    06.02.2020

    They are also great in a salad or on their own with a light dressing! I love your books – I am slowly cooking my way through both of them. 🙂

    • Jeanine Donofrio
      06.09.2020

      Hi Shannon, I’m so glad you’re loving the books!

  2. Helen
    06.02.2020

    The backside of the leaves are a little prickly – do they soften when you sautee them?

    • Jeanine Donofrio
      06.02.2020

      yep, they soften!

  3. Lei @ Chop Sizzle Feast
    06.02.2020

    5 stars
    Awesome, finally find the way to use the radish green,

  4. Christine
    06.02.2020

    Thanks for calling attention to the fact that we don’t need to toss these greens! I put them in my juicer this morning and radish greens were great in my green drink!

  5. Sabrina from newkitchenlife.com
    06.03.2020

    radish greens pesto, wow, sauteed work too, but the pesto is really creative, love all of these new ingredients, for me at least, thank you

  6. Praveen kumar
    06.05.2020

    5 stars
    Wow very nice reddish green recipe

  7. climatecool
    06.13.2020

    Amazing Blog.
    Very nice information.

  8. JJ
    06.15.2020

    How many ounces for basil and radish greens? Can’t figure out how much is actually 1 cup. Should I pack the cup or not pack? Is it 1 cup chopped or not chopped?

    Anyway, thank you for the recipe. I used to throw out the greens now I know how to use them!

    • Jeanine Donofrio
      06.15.2020

      Hi JJ, 1 packed cup, un-chopped. I realize it’s kind of awkward, but doesn’t have to be perfect down to the gram.

      • Sarah
        06.22.2020

        Can you use almonds instead of pine nuts?

        • Jeanine Donofrio
          06.22.2020

          yep! I’d chop them a little bit.

  9. Colleen
    07.05.2020

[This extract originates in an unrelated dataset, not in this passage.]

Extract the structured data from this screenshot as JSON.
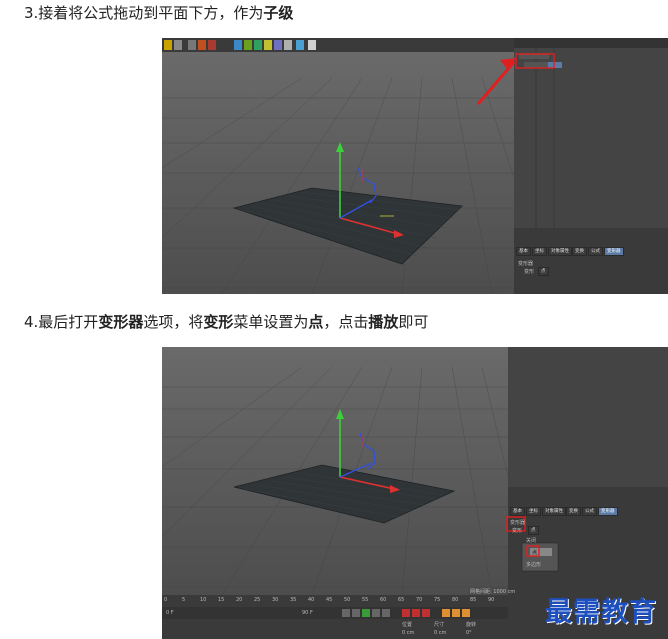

    5 stars
    I made the radish greens and basil pesto today. I used roasted garlic rather than raw and lightly toasted almond slivers because didn’t have pine nuts. Really like the combo of the radish greens with basil. Will use the pesto on turkey breast tonight. This recipe is a keeper. Thanks

A food blog with fresh, zesty recipes.
Photograph of Jeanine Donofrio and Jack Mathews in their kitchen

Hello, we're Jeanine and Jack.

We love to eat, travel, cook, and eat some more! We create & photograph vegetarian recipes from our home in Chicago, while our shiba pups eat the kale stems that fall on the kitchen floor.